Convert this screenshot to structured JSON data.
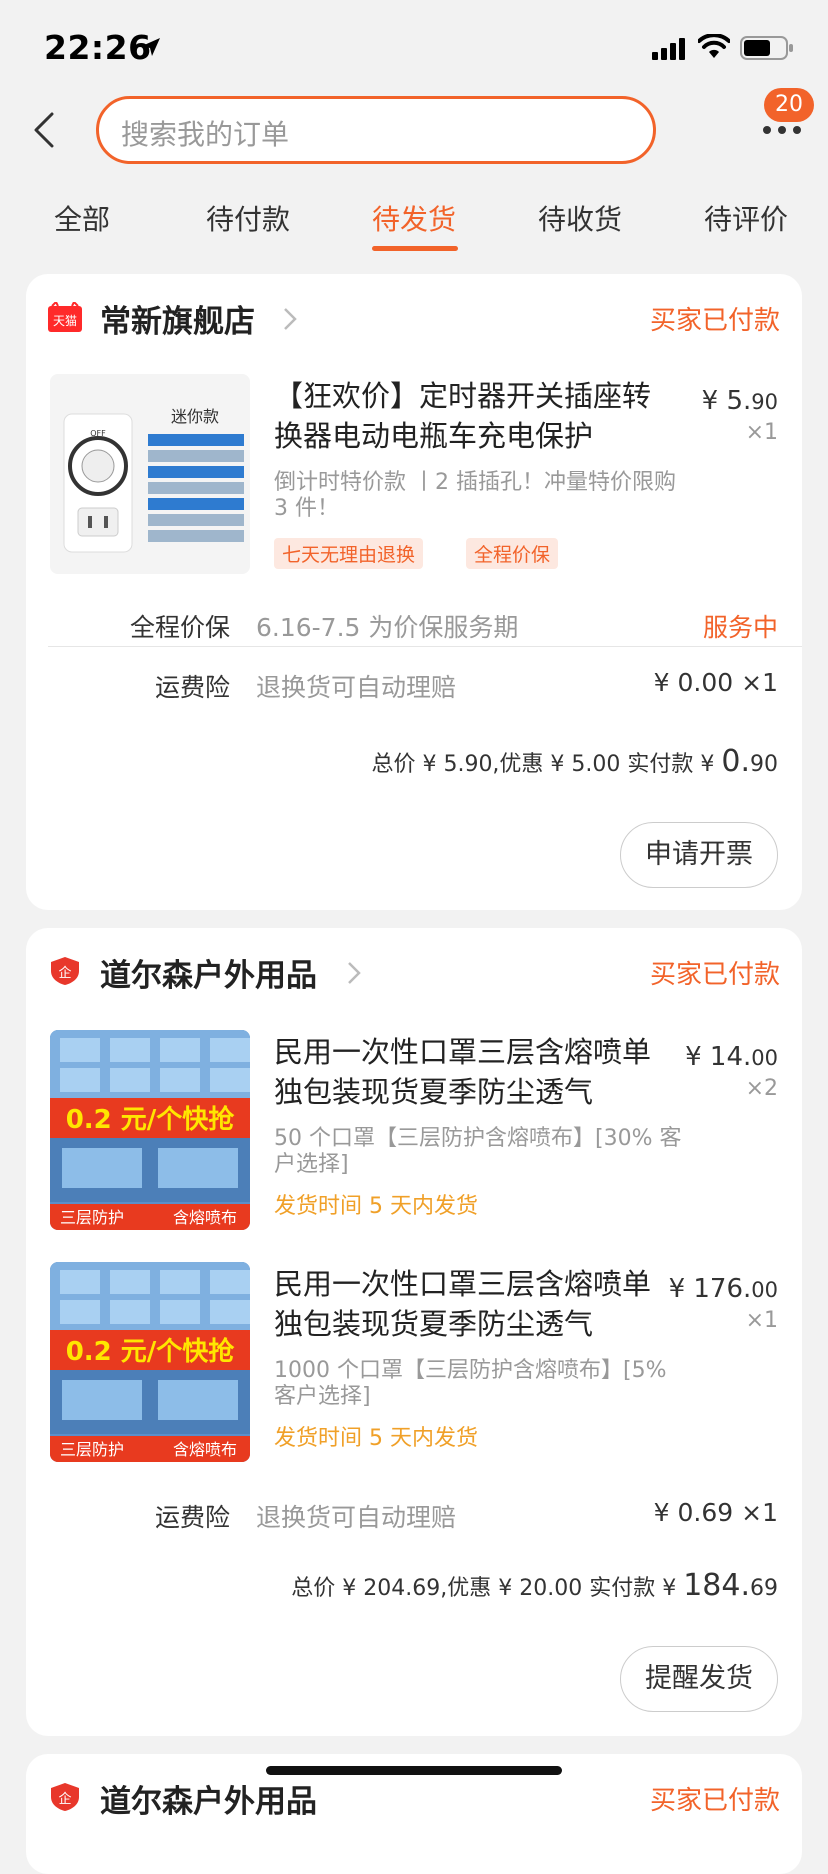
{
  "status_bar": {
    "time": "22:26"
  },
  "header": {
    "search_placeholder": "搜索我的订单",
    "badge_count": "20"
  },
  "tabs": [
    {
      "label": "全部"
    },
    {
      "label": "待付款"
    },
    {
      "label": "待发货",
      "active": true
    },
    {
      "label": "待收货"
    },
    {
      "label": "待评价"
    }
  ],
  "orders": [
    {
      "shop_logo": "tmall-logo",
      "shop_logo_text": "天猫",
      "shop_name": "常新旗舰店",
      "status": "买家已付款",
      "items": [
        {
          "title": "【狂欢价】定时器开关插座转换器电动电瓶车充电保护",
          "sku": "倒计时特价款 丨2 插插孔！冲量特价限购 3 件！",
          "tags": [
            "七天无理由退换",
            "全程价保"
          ],
          "price_int": "¥ 5.",
          "price_dec": "90",
          "qty": "×1",
          "thumb_label": "迷你款",
          "thumb_knob": "OFF"
        }
      ],
      "services": [
        {
          "label": "全程价保",
          "desc": "6.16-7.5 为价保服务期",
          "right": "服务中"
        },
        {
          "label": "运费险",
          "desc": "退换货可自动理赔",
          "right": "¥ 0.00 ×1"
        }
      ],
      "total_prefix": "总价 ¥ 5.90,优惠 ¥ 5.00  实付款 ¥ ",
      "total_big": "0.",
      "total_small": "90",
      "action": "申请开票"
    },
    {
      "shop_logo": "enterprise-shield-logo",
      "shop_logo_text": "企",
      "shop_name": "道尔森户外用品",
      "status": "买家已付款",
      "items": [
        {
          "title": "民用一次性口罩三层含熔喷单独包装现货夏季防尘透气",
          "sku": "50 个口罩【三层防护含熔喷布】[30% 客户选择]",
          "delivery": "发货时间  5 天内发货",
          "price_int": "¥ 14.",
          "price_dec": "00",
          "qty": "×2",
          "thumb_banner": "0.2 元/个快抢",
          "thumb_left": "三层防护",
          "thumb_right": "含熔喷布"
        },
        {
          "title": "民用一次性口罩三层含熔喷单独包装现货夏季防尘透气",
          "sku": "1000 个口罩【三层防护含熔喷布】[5% 客户选择]",
          "delivery": "发货时间  5 天内发货",
          "price_int": "¥ 176.",
          "price_dec": "00",
          "qty": "×1",
          "thumb_banner": "0.2 元/个快抢",
          "thumb_left": "三层防护",
          "thumb_right": "含熔喷布"
        }
      ],
      "services": [
        {
          "label": "运费险",
          "desc": "退换货可自动理赔",
          "right": "¥ 0.69 ×1"
        }
      ],
      "total_prefix": "总价 ¥ 204.69,优惠 ¥ 20.00  实付款 ¥ ",
      "total_big": "184.",
      "total_small": "69",
      "action": "提醒发货"
    },
    {
      "shop_logo_text": "企",
      "shop_name": "道尔森户外用品",
      "status": "买家已付款"
    }
  ],
  "colors": {
    "accent": "#f2632a",
    "delivery": "#f0a028"
  }
}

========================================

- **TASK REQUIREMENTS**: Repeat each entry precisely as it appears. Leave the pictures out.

- **RESPONSE TO THIS TASK**:
Convert this screenshot to structured JSON data.
{
  "status_bar": {
    "time": "22:26"
  },
  "header": {
    "search_placeholder": "搜索我的订单",
    "badge_count": "20"
  },
  "tabs": [
    {
      "label": "全部"
    },
    {
      "label": "待付款"
    },
    {
      "label": "待发货",
      "active": true
    },
    {
      "label": "待收货"
    },
    {
      "label": "待评价"
    }
  ],
  "orders": [
    {
      "shop_logo": "tmall-logo",
      "shop_logo_text": "天猫",
      "shop_name": "常新旗舰店",
      "status": "买家已付款",
      "items": [
        {
          "title": "【狂欢价】定时器开关插座转换器电动电瓶车充电保护",
          "sku": "倒计时特价款 丨2 插插孔！冲量特价限购 3 件！",
          "tags": [
            "七天无理由退换",
            "全程价保"
          ],
          "price_int": "¥ 5.",
          "price_dec": "90",
          "qty": "×1",
          "thumb_label": "迷你款",
          "thumb_knob": "OFF"
        }
      ],
      "services": [
        {
          "label": "全程价保",
          "desc": "6.16-7.5 为价保服务期",
          "right": "服务中"
        },
        {
          "label": "运费险",
          "desc": "退换货可自动理赔",
          "right": "¥ 0.00 ×1"
        }
      ],
      "total_prefix": "总价 ¥ 5.90,优惠 ¥ 5.00  实付款 ¥ ",
      "total_big": "0.",
      "total_small": "90",
      "action": "申请开票"
    },
    {
      "shop_logo": "enterprise-shield-logo",
      "shop_logo_text": "企",
      "shop_name": "道尔森户外用品",
      "status": "买家已付款",
      "items": [
        {
          "title": "民用一次性口罩三层含熔喷单独包装现货夏季防尘透气",
          "sku": "50 个口罩【三层防护含熔喷布】[30% 客户选择]",
          "delivery": "发货时间  5 天内发货",
          "price_int": "¥ 14.",
          "price_dec": "00",
          "qty": "×2",
          "thumb_banner": "0.2 元/个快抢",
          "thumb_left": "三层防护",
          "thumb_right": "含熔喷布"
        },
        {
          "title": "民用一次性口罩三层含熔喷单独包装现货夏季防尘透气",
          "sku": "1000 个口罩【三层防护含熔喷布】[5% 客户选择]",
          "delivery": "发货时间  5 天内发货",
          "price_int": "¥ 176.",
          "price_dec": "00",
          "qty": "×1",
          "thumb_banner": "0.2 元/个快抢",
          "thumb_left": "三层防护",
          "thumb_right": "含熔喷布"
        }
      ],
      "services": [
        {
          "label": "运费险",
          "desc": "退换货可自动理赔",
          "right": "¥ 0.69 ×1"
        }
      ],
      "total_prefix": "总价 ¥ 204.69,优惠 ¥ 20.00  实付款 ¥ ",
      "total_big": "184.",
      "total_small": "69",
      "action": "提醒发货"
    },
    {
      "shop_logo_text": "企",
      "shop_name": "道尔森户外用品",
      "status": "买家已付款"
    }
  ],
  "colors": {
    "accent": "#f2632a",
    "delivery": "#f0a028"
  }
}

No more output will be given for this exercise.